The basic cabins come with electricity and a sink with running water, and the one we were in had a bunk bed and a pull-out double bed/sofa.  The water from the tap in our cabin tasted fine.  Our cabin also came with a small kitchen with basic kitchenware, dishes, etc.  The cabins don't come with sheets or towels, and there is no bathroom in the basic cabins, but there is a communal bathroom/shower building for guests to use.  There are also microwaves you can use in one of the rooms of the communal WC building, and you can rent out canoes and a sauna if you really want to go super-deluxe.  

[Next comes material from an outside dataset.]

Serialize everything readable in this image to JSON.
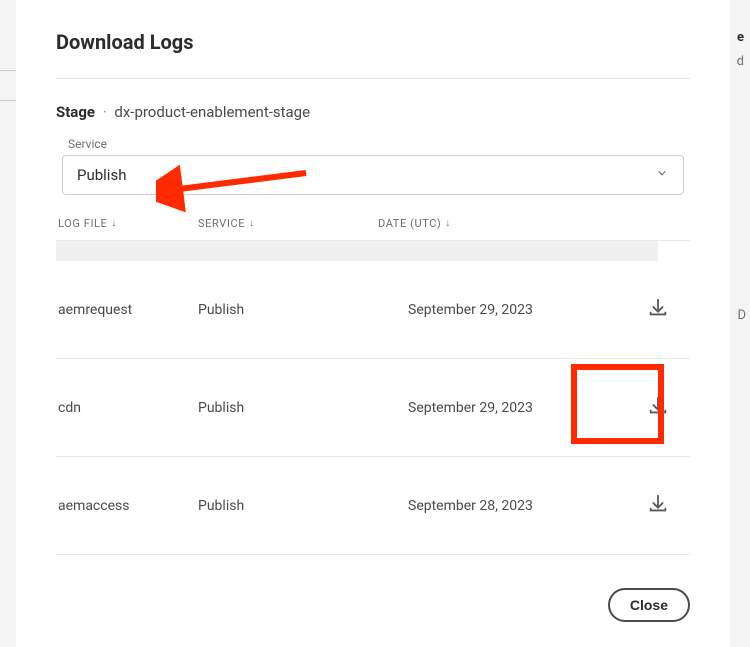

For children there is a big, inflatable trampoline and a small playground.  For adults, there is a recently opened, old school rock n' roll themed bar/restaurant on the campground that is owned and operated by the same owner of the campgrounds.  The owner's name is Stig-Arne, and both times that I have been there, he was very friendly and accommodating.  My family and I really enjoyed ourselves quite a lot there, as did I when I was there solo when first passed through this stage of Bohusleden.

I should note that I was not asked to update this report and I was just a normal guest both times that I was at this campsite.  But it deserves a good review, more information, and a link none-the-less.


It took me about 7 hours to hike this section, but keep in mind I did take a short cut by going off-trail.  This section is all about having a lot to choose from: lots of forks in the trail/road, where to camp, where to explore, etc.  I would say it is definitely worth it going into Norway at one point or another, as well as taking advantage after a tough but beautiful hike to recharge at the comfortable campsite in Vassbotten.  Recharging is especially important because the next section, Section 23, is one of the most difficult hikes on the trail, if not the most difficult--not to mention at times outright unpleasant and/or harsh.

You can read about the good (waterfall!) and bad (swamp hiking) parts of Stage 23 here.